● **WHAT THE TASK ASKS**
Could you give back the records exactly, taking out the pictures?

● **RECORD EXTRACTS**
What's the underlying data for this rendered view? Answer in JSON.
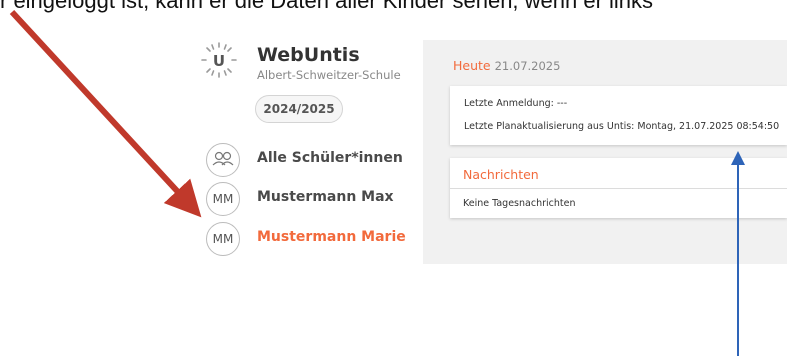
{
  "caption_fragment": "r eingeloggt ist, kann er die Daten aller Kinder sehen, wenn er links",
  "app": {
    "name": "WebUntis",
    "school": "Albert-Schweitzer-Schule",
    "school_year": "2024/2025"
  },
  "sidebar": {
    "items": [
      {
        "avatar": "",
        "icon": "group-icon",
        "label": "Alle Schüler*innen"
      },
      {
        "avatar": "MM",
        "label": "Mustermann Max"
      },
      {
        "avatar": "MM",
        "label": "Mustermann Marie",
        "active": true
      }
    ]
  },
  "main": {
    "today_label": "Heute",
    "today_date": "21.07.2025",
    "login_info": "Letzte Anmeldung: ---",
    "timetable_update": "Letzte Planaktualisierung aus Untis: Montag, 21.07.2025 08:54:50",
    "messages_title": "Nachrichten",
    "messages_empty": "Keine Tagesnachrichten"
  },
  "colors": {
    "accent": "#f26a3c",
    "red_arrow": "#c0392b",
    "blue_arrow": "#2e64b8",
    "panel_bg": "#f1f1f1"
  }
}
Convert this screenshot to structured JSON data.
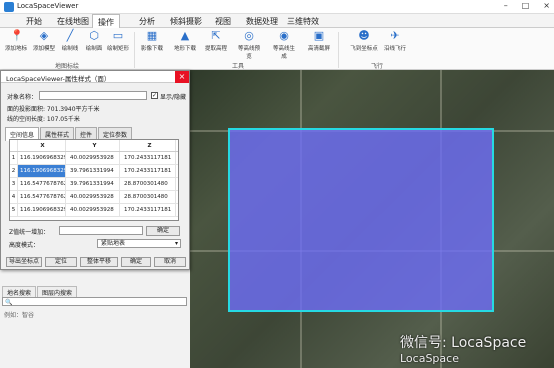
{
  "app": {
    "title": "LocaSpaceViewer"
  },
  "menu": {
    "tabs": [
      "开始",
      "在线地图",
      "操作",
      "分析",
      "倾斜摄影",
      "视图",
      "数据处理",
      "三维特效"
    ],
    "active": "操作"
  },
  "ribbon": {
    "tools": [
      {
        "label": "添加地标",
        "icon": "pin-icon"
      },
      {
        "label": "添加模型",
        "icon": "cube-icon"
      },
      {
        "label": "绘制线",
        "icon": "line-icon"
      },
      {
        "label": "绘制面",
        "icon": "polygon-icon"
      },
      {
        "label": "绘制矩形",
        "icon": "rect-icon"
      },
      {
        "label": "影像下载",
        "icon": "image-icon"
      },
      {
        "label": "地形下载",
        "icon": "terrain-icon"
      },
      {
        "label": "提取高程",
        "icon": "elevation-icon"
      },
      {
        "label": "等高线预览",
        "icon": "contour-icon"
      },
      {
        "label": "等高线生成",
        "icon": "contour-gen-icon"
      },
      {
        "label": "高清截屏",
        "icon": "screenshot-icon"
      },
      {
        "label": "飞到坐标点",
        "icon": "person-icon"
      },
      {
        "label": "沿线飞行",
        "icon": "fly-icon"
      }
    ],
    "groups": [
      "地图标绘",
      "工具",
      "飞行"
    ]
  },
  "dialog": {
    "title": "LocaSpaceViewer-属性样式（面）",
    "close": "×",
    "name_label": "对象名称：",
    "show_hide": "显示/隐藏",
    "area_label": "面的投影面积: 701.3940平方千米",
    "perimeter_label": "线的空间长度: 107.05千米",
    "tabs": [
      "空间信息",
      "属性样式",
      "控件",
      "定位参数"
    ],
    "table": {
      "headers": [
        "",
        "X",
        "Y",
        "Z"
      ],
      "rows": [
        [
          "1",
          "116.1906968329",
          "40.0029953928",
          "170.2433117181"
        ],
        [
          "2",
          "116.1906968329",
          "39.7961331994",
          "170.2433117181"
        ],
        [
          "3",
          "116.5477678762",
          "39.7961331994",
          "28.8700301480"
        ],
        [
          "4",
          "116.5477678762",
          "40.0029953928",
          "28.8700301480"
        ],
        [
          "5",
          "116.1906968329",
          "40.0029953928",
          "170.2433117181"
        ]
      ]
    },
    "z_increase_label": "Z值统一增加：",
    "confirm": "确定",
    "height_mode_label": "高度模式：",
    "height_mode": "紧贴地表",
    "buttons": [
      "导出坐标点",
      "定位",
      "整体平移",
      "确定",
      "取消"
    ]
  },
  "left": {
    "search_tabs": [
      "地名搜索",
      "图层内搜索"
    ],
    "example": "例如：智谷"
  },
  "watermark": {
    "line1": "微信号: LocaSpace",
    "line2": "LocaSpace"
  },
  "map": {
    "polygon_fill": "#6e6ef5",
    "polygon_stroke": "#26d9e3"
  }
}
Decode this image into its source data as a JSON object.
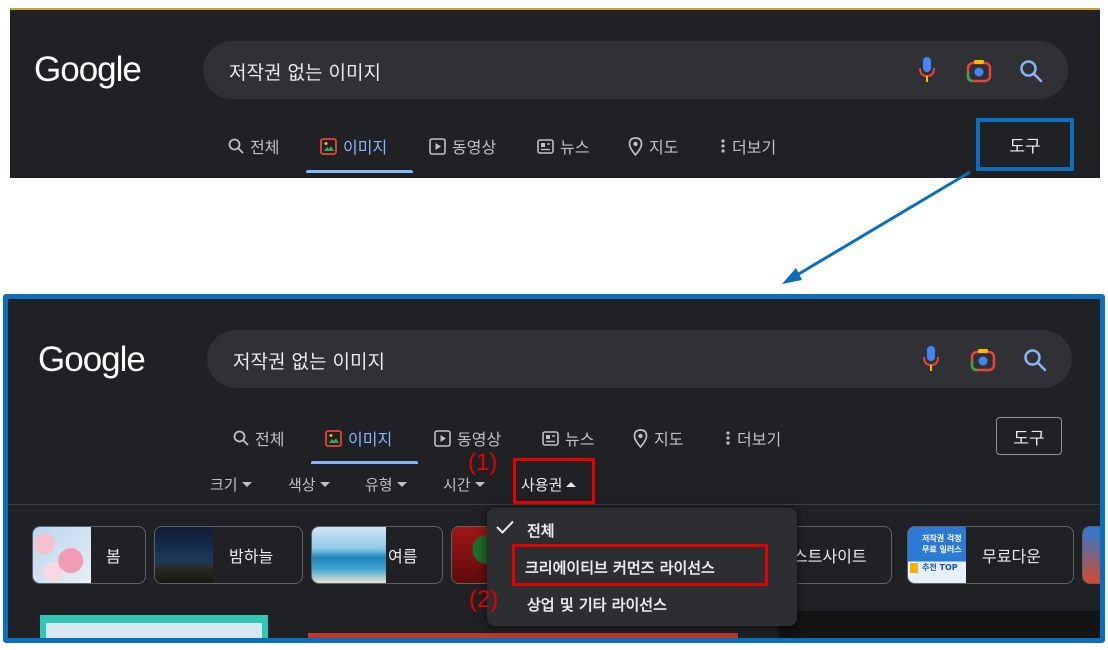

● **THE COMPLETED TASK**
What's the underlying data for this rendered view? Answer in JSON.
{
  "caption_fragment": "r eingeloggt ist, kann er die Daten aller Kinder sehen, wenn er links",
  "app": {
    "name": "WebUntis",
    "school": "Albert-Schweitzer-Schule",
    "school_year": "2024/2025"
  },
  "sidebar": {
    "items": [
      {
        "avatar": "",
        "icon": "group-icon",
        "label": "Alle Schüler*innen"
      },
      {
        "avatar": "MM",
        "label": "Mustermann Max"
      },
      {
        "avatar": "MM",
        "label": "Mustermann Marie",
        "active": true
      }
    ]
  },
  "main": {
    "today_label": "Heute",
    "today_date": "21.07.2025",
    "login_info": "Letzte Anmeldung: ---",
    "timetable_update": "Letzte Planaktualisierung aus Untis: Montag, 21.07.2025 08:54:50",
    "messages_title": "Nachrichten",
    "messages_empty": "Keine Tagesnachrichten"
  },
  "colors": {
    "accent": "#f26a3c",
    "red_arrow": "#c0392b",
    "blue_arrow": "#2e64b8",
    "panel_bg": "#f1f1f1"
  }
}
Convert this screenshot to structured JSON data.
{
  "app": {
    "title": "LocaSpaceViewer"
  },
  "menu": {
    "tabs": [
      "开始",
      "在线地图",
      "操作",
      "分析",
      "倾斜摄影",
      "视图",
      "数据处理",
      "三维特效"
    ],
    "active": "操作"
  },
  "ribbon": {
    "tools": [
      {
        "label": "添加地标",
        "icon": "pin-icon"
      },
      {
        "label": "添加模型",
        "icon": "cube-icon"
      },
      {
        "label": "绘制线",
        "icon": "line-icon"
      },
      {
        "label": "绘制面",
        "icon": "polygon-icon"
      },
      {
        "label": "绘制矩形",
        "icon": "rect-icon"
      },
      {
        "label": "影像下载",
        "icon": "image-icon"
      },
      {
        "label": "地形下载",
        "icon": "terrain-icon"
      },
      {
        "label": "提取高程",
        "icon": "elevation-icon"
      },
      {
        "label": "等高线预览",
        "icon": "contour-icon"
      },
      {
        "label": "等高线生成",
        "icon": "contour-gen-icon"
      },
      {
        "label": "高清截屏",
        "icon": "screenshot-icon"
      },
      {
        "label": "飞到坐标点",
        "icon": "person-icon"
      },
      {
        "label": "沿线飞行",
        "icon": "fly-icon"
      }
    ],
    "groups": [
      "地图标绘",
      "工具",
      "飞行"
    ]
  },
  "dialog": {
    "title": "LocaSpaceViewer-属性样式（面）",
    "close": "×",
    "name_label": "对象名称：",
    "show_hide": "显示/隐藏",
    "area_label": "面的投影面积: 701.3940平方千米",
    "perimeter_label": "线的空间长度: 107.05千米",
    "tabs": [
      "空间信息",
      "属性样式",
      "控件",
      "定位参数"
    ],
    "table": {
      "headers": [
        "",
        "X",
        "Y",
        "Z"
      ],
      "rows": [
        [
          "1",
          "116.1906968329",
          "40.0029953928",
          "170.2433117181"
        ],
        [
          "2",
          "116.1906968329",
          "39.7961331994",
          "170.2433117181"
        ],
        [
          "3",
          "116.5477678762",
          "39.7961331994",
          "28.8700301480"
        ],
        [
          "4",
          "116.5477678762",
          "40.0029953928",
          "28.8700301480"
        ],
        [
          "5",
          "116.1906968329",
          "40.0029953928",
          "170.2433117181"
        ]
      ]
    },
    "z_increase_label": "Z值统一增加：",
    "confirm": "确定",
    "height_mode_label": "高度模式：",
    "height_mode": "紧贴地表",
    "buttons": [
      "导出坐标点",
      "定位",
      "整体平移",
      "确定",
      "取消"
    ]
  },
  "left": {
    "search_tabs": [
      "地名搜索",
      "图层内搜索"
    ],
    "example": "例如：智谷"
  },
  "watermark": {
    "line1": "微信号: LocaSpace",
    "line2": "LocaSpace"
  },
  "map": {
    "polygon_fill": "#6e6ef5",
    "polygon_stroke": "#26d9e3"
  }
}
Decode this image into its source data as a JSON object.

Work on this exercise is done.